At the age of 13, Alexandra Styron intercepted the bound galley of her father's soon-to-be famous novel, Sophie's Choice, and found it "unbelievably boring." In her memoir, Reading My Father (Scribner, 2011), she says the vocabulary was far too difficult for her, and she didn't finish the novel until 27 years later, just before her father died in 2006. By then she had already started her book about him, in which she reminisces about the family farmstead in Connecticut. Her parents lived there for 50 years, hosting parties that attracted luminaries such as Norman Mailer, Bill Clinton and Leonard Bernstein.
Life with William Styron was not always blissful. Prone to melancholy when sober and rage when he drank, "my father inspired fear and loathing in his children more often than it is comfortable to admit." Trivial irritations could "pull the pin on my father's temper," she says, detonating an explosion of invective, insult and abuse. She lived in a world of "privilege and irregularity."
This articulate and perceptive memoir manages to be neither too bitter nor too sweet. Rather than worshiping her father or excoriating him, Alexandra provides a portrait of complex love for a difficult father. She also provides a harrowing look behind the scenes at the events her father recounted in what many consider his greatest work — Darkness Visible, his 1990 chronicle of the depression that almost destroyed him. His "cloven-footed madness," probably linked to a childhood spent watching his mother die of breast cancer, struck when Styron was 60 and left him incapable of work or simple civility. It recurred 15 years later, accompanying him to his death — a decline that Alexandra captures with unflinching descriptions that, like all good writing, show rather than tell the reader the source of her sorrow.
William Styron was a legendary drinker who seemed to incorporate liquor into work and play, happy times and sad. So in his honor a discussion of his daughter's book should include something sweet — for Alexandra clearly loved this difficult and complex man — but also something alcoholic.
Since William Styron was a proud Southerner, the liquor might as well be bourbon, although rum or Jack Daniels also provide a surprisingly apt ingredient in "boozy brownies."
If liquor and chocolate seem incompatible to you, try adding the alcohol of your choice — bourbon, rum, Jack Daniels or a sweet liquor — to strong coffee. The result will be a dessert in itself, although it would work well with store-bought sweets.

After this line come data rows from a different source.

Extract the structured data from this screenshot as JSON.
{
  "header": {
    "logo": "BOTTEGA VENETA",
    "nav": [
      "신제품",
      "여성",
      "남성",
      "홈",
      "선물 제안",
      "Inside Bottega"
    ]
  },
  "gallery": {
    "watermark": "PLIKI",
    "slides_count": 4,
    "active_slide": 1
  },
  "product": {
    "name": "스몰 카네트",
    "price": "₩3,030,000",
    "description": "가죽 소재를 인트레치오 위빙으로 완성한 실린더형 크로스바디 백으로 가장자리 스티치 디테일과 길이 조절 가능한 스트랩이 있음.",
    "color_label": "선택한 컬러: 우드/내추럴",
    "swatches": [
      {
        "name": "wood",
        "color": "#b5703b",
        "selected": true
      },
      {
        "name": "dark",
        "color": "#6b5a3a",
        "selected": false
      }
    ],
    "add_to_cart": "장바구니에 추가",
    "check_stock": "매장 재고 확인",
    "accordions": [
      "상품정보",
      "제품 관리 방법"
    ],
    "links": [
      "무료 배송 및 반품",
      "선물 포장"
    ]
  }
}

Tom Valeo, special to the Times
Read & Feed is a monthly column in Taste that matches popular book club selections with food to serve at meetings.